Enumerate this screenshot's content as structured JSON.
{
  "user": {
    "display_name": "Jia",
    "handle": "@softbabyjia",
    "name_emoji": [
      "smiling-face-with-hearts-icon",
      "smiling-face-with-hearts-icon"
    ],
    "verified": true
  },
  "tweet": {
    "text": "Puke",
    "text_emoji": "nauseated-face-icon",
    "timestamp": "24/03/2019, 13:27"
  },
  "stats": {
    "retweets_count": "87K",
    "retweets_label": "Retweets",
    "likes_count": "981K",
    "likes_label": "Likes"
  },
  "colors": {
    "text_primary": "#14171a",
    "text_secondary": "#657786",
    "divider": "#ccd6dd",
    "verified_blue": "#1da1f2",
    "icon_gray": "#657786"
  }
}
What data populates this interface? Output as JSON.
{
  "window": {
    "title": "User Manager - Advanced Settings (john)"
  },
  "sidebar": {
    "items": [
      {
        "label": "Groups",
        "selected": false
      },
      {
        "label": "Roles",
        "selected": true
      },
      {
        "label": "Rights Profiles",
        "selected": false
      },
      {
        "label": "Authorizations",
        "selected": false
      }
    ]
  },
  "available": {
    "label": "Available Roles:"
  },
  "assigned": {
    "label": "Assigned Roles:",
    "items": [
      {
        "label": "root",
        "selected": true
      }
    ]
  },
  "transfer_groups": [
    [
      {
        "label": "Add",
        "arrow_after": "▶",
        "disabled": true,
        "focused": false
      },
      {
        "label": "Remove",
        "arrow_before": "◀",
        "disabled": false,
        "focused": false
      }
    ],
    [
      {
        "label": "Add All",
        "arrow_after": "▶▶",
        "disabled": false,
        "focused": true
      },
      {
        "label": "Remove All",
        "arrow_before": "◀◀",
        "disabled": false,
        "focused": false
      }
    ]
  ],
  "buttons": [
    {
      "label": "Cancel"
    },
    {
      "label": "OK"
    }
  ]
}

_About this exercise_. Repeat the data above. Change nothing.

_Response to the task_.
Enumerate this screenshot's content as structured JSON.
{
  "user": {
    "display_name": "Jia",
    "handle": "@softbabyjia",
    "name_emoji": [
      "smiling-face-with-hearts-icon",
      "smiling-face-with-hearts-icon"
    ],
    "verified": true
  },
  "tweet": {
    "text": "Puke",
    "text_emoji": "nauseated-face-icon",
    "timestamp": "24/03/2019, 13:27"
  },
  "stats": {
    "retweets_count": "87K",
    "retweets_label": "Retweets",
    "likes_count": "981K",
    "likes_label": "Likes"
  },
  "colors": {
    "text_primary": "#14171a",
    "text_secondary": "#657786",
    "divider": "#ccd6dd",
    "verified_blue": "#1da1f2",
    "icon_gray": "#657786"
  }
}
What data populates this interface? Output as JSON.
{
  "window": {
    "title": "User Manager - Advanced Settings (john)"
  },
  "sidebar": {
    "items": [
      {
        "label": "Groups",
        "selected": false
      },
      {
        "label": "Roles",
        "selected": true
      },
      {
        "label": "Rights Profiles",
        "selected": false
      },
      {
        "label": "Authorizations",
        "selected": false
      }
    ]
  },
  "available": {
    "label": "Available Roles:"
  },
  "assigned": {
    "label": "Assigned Roles:",
    "items": [
      {
        "label": "root",
        "selected": true
      }
    ]
  },
  "transfer_groups": [
    [
      {
        "label": "Add",
        "arrow_after": "▶",
        "disabled": true,
        "focused": false
      },
      {
        "label": "Remove",
        "arrow_before": "◀",
        "disabled": false,
        "focused": false
      }
    ],
    [
      {
        "label": "Add All",
        "arrow_after": "▶▶",
        "disabled": false,
        "focused": true
      },
      {
        "label": "Remove All",
        "arrow_before": "◀◀",
        "disabled": false,
        "focused": false
      }
    ]
  ],
  "buttons": [
    {
      "label": "Cancel"
    },
    {
      "label": "OK"
    }
  ]
}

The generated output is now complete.